x Abu Dhabi, UAEThursday 27 July 2017

Abu Dhabi gas plans turn inwards

Adnoc is looking to develop three large sour gas deposits that could supply the emirate with 2.5bn cubic feet of gas per day.

Abu Dhabi has long helped keep the lights on in Tokyo with shipments of liquefied natural gas (LNG), one face of its established role as one of the principal energy suppliers to industrialised nations. But the emirate's focus is now quickly turning inwards as it moves to develop resources to meet its own industrialisation. Supplies of cheap imported energy - such as natural gas from Qatar through the recently completed Dolphin pipeline - are limited, and the country faces a host of technical challenges in developing three large domestic deposits.

One thing is sure: Japan will have to look elsewhere for any extra imported gas. "Incremental exports of LNG beyond the current 5.8 million tonnes per annum look extremely unlikely to ever materialise, with attention now firmly set on value-added petrochemical and other energy-intensive industrial projects including aluminium at home," Raja Kiwan, an analyst at PFC Energy in Dubai, wrote in a recent report.

The Abu Dhabi National Oil Company (Adnoc) is pressing ahead with plans to tap three sour gas deposits that could supply the emirate with up to 2.5 billion cubic feet of gas each day, according to estimates by PFC. The offshore Hail field is next up on Adnoc's agenda, after the company signed a deal with Conoco Phillips to develop the Shah field in July. Recent media reports have said the Hail project, which could produce up to 500 million cubic feet of gas per day, is now under the purview of Abu Dhabi Gas Industries (Gasco), an Adnoc subsidiary, indicating the gas will almost certainly be used domestically, Mr Kiwan said.

He said the decision to develop the project within the structure of Adnoc reflected the Government's intention to prioritise speed over other considerations. "It's a big shift in policy, with Abu Dhabi moving forward in any projects they can," Mr Kiwan said. Adnoc has not yet talked publicly about Hail, but the company referred questions about the project to Gasco officials, who could not be reached for comment yesterday.

Shah and Hail, together with a third field called Bab, could produce up to 2.5 billion cubic feet of sour gas per day, PFC estimates. But demand from the new Emirates Aluminium smelter at Taweelah, petrochemicals expansions across Abu Dhabi and increased power demand in the northern emirates will total 2.2 billion cubic feet of gas per day, leaving a thin supply margin and little room for project delays.

Mr Kiwan noted that Hail was a challenging field, since it was located offshore and the gas contained a high proportion of toxic hydrogen sulphide, meaning delays were highly likely. With its sour gas fields, the UAE has the fifth-largest reserves of natural gas in the world, according to the BP Statistical Review, but the fields were long thought to be uneconomic and too challenging to exploit. "We'll probably not see Hail move ahead with development by 2012-2013," Mr Kiwan said.

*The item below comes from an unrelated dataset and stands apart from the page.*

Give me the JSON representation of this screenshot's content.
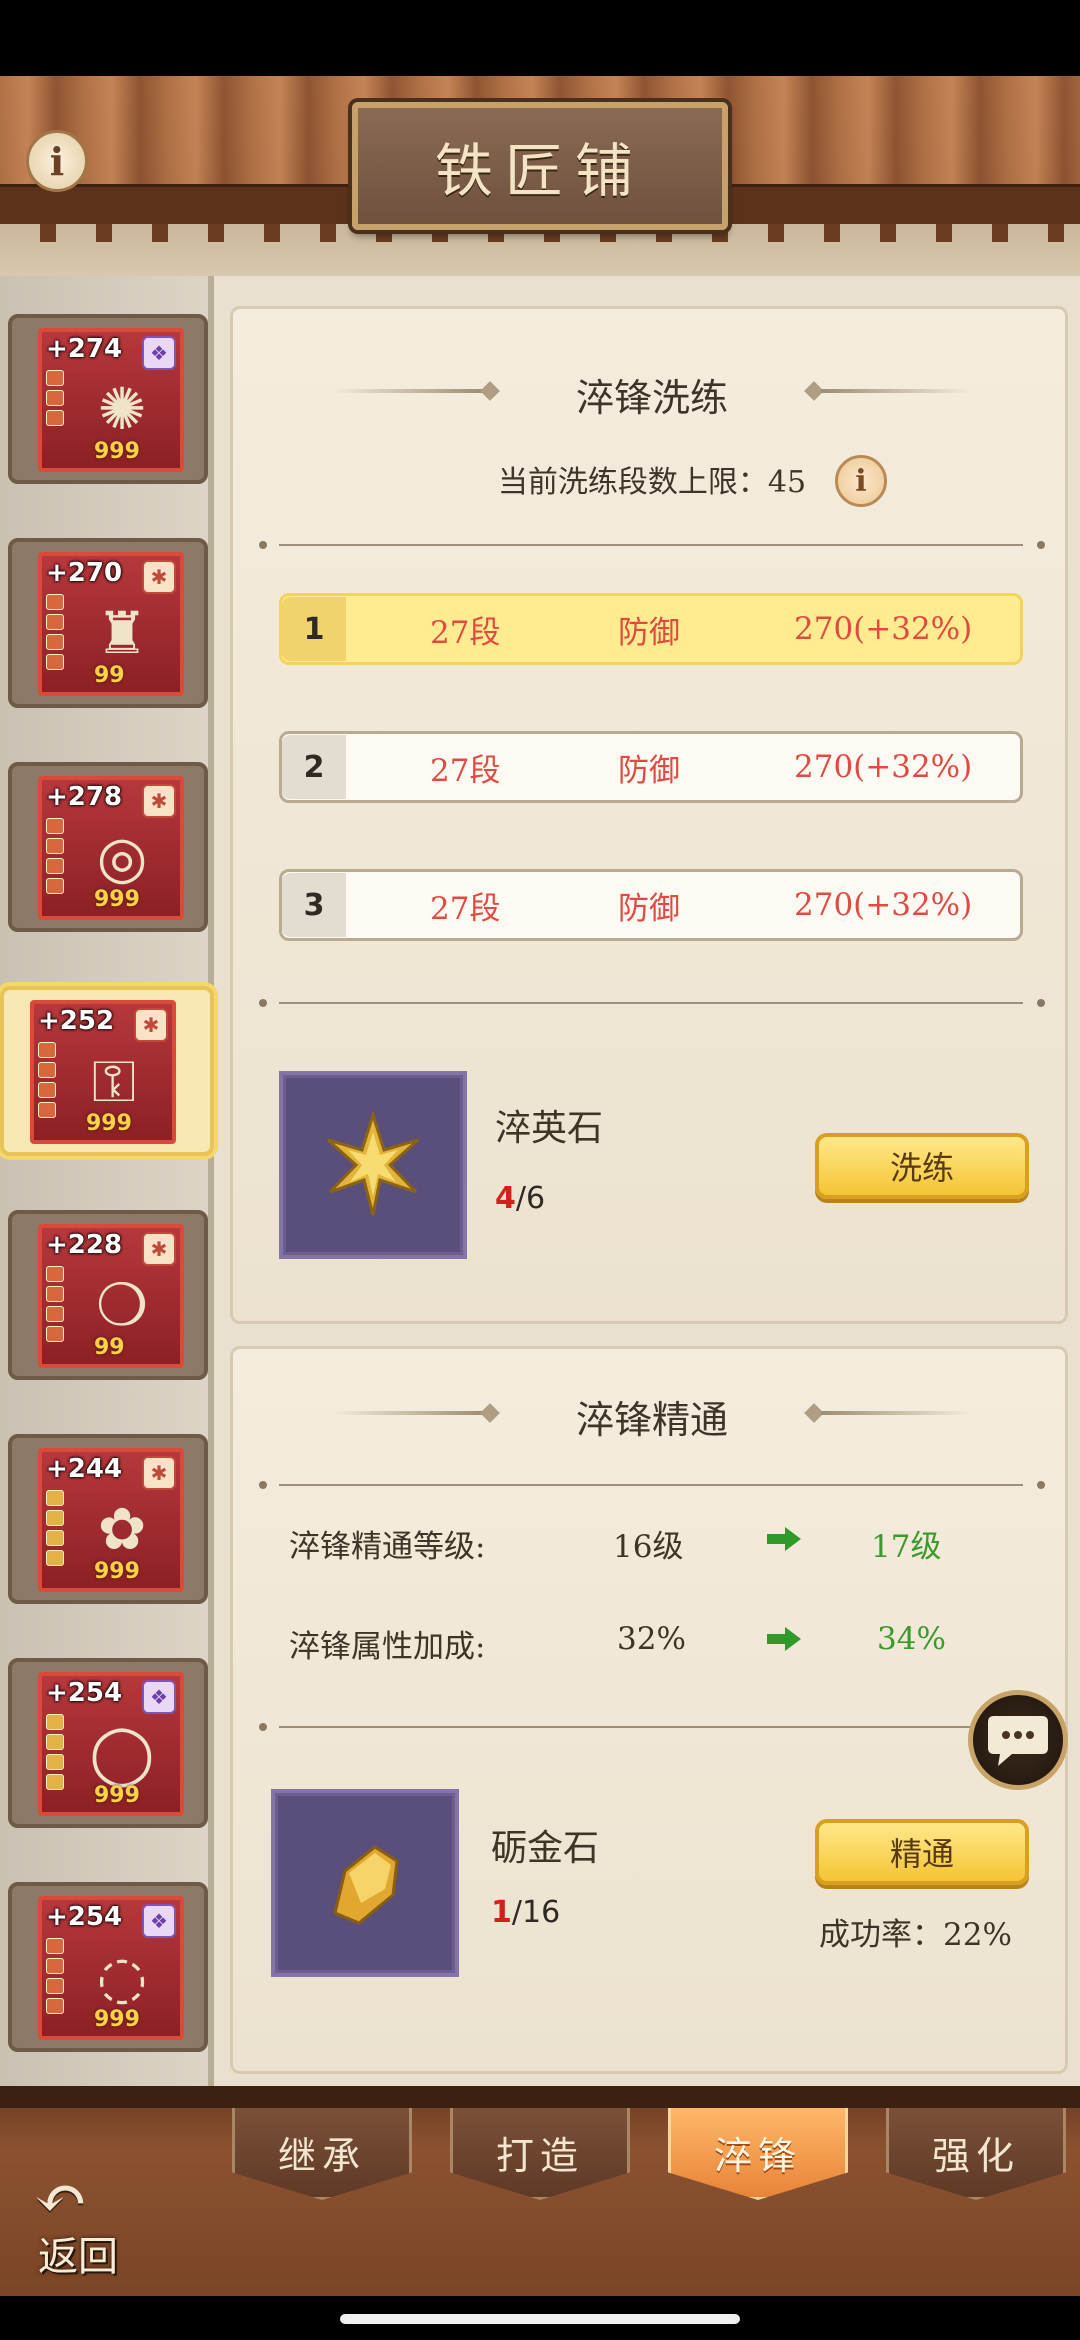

The Shah project is also behind, with construction yet to begin. The contract process between Adnoc and ConocoPhillips took two years, a fact not lost on nervous government officials. The "crunch time" for Abu Dhabi's gas shortage would probably come in 2010 or 2011, Mr Kiwan said, at the time when the aluminium smelter and a new plastics facility in Ruwais are scheduled to start production. It looks increasingly unlikely that imports of gas will be able to plug the shortage in the short term.

A plan to import gas from an offshore Iranian field by pipeline to Sharjah looks less likely to go ahead after the Iranian president Mahmoud Ahmadinejad took a hard line on the deal last week, calling the agreed price for the gas too low and suggesting that corrupt Iranian negotiators had betrayed their country's interests. Meanwhile, an increase in gas supplied by the Dolphin pipeline from Qatar remains unlikely, as that country has imposed a moratorium on further development of its giant North Field.

Starting next month, the UAE will have less access to Dolphin gas, with 200 million cubic feet per day set to be diverted to Oman in line with the original import agreement. The gas crunch is likely to cause the Government to consider "scaling back" plans for energy-intensive industries, Mr Kiwan said. In July, the chief executive of Rio Tinto announced that an aluminium smelter project his company was working on with Abu Dhabi Basic Industries was "dead" for lack of gas. Officials hope the failure of the Rio Tinto deal will not be a harbinger of things to come.

cstanton@thenational.ae